EXERCISE DATA:

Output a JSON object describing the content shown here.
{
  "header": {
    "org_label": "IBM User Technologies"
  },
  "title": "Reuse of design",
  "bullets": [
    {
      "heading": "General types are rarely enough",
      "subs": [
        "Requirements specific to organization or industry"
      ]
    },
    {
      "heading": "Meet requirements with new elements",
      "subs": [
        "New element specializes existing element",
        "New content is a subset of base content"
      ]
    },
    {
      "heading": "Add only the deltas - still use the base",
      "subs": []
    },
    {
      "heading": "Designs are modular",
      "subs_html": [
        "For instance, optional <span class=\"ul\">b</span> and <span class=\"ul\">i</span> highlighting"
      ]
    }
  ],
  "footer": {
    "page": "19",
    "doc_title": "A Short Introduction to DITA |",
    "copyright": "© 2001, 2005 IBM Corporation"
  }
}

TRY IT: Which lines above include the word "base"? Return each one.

EXPECTED ANSWER:
        "New content is a subset of base content"
      "heading": "Add only the deltas - still use the base",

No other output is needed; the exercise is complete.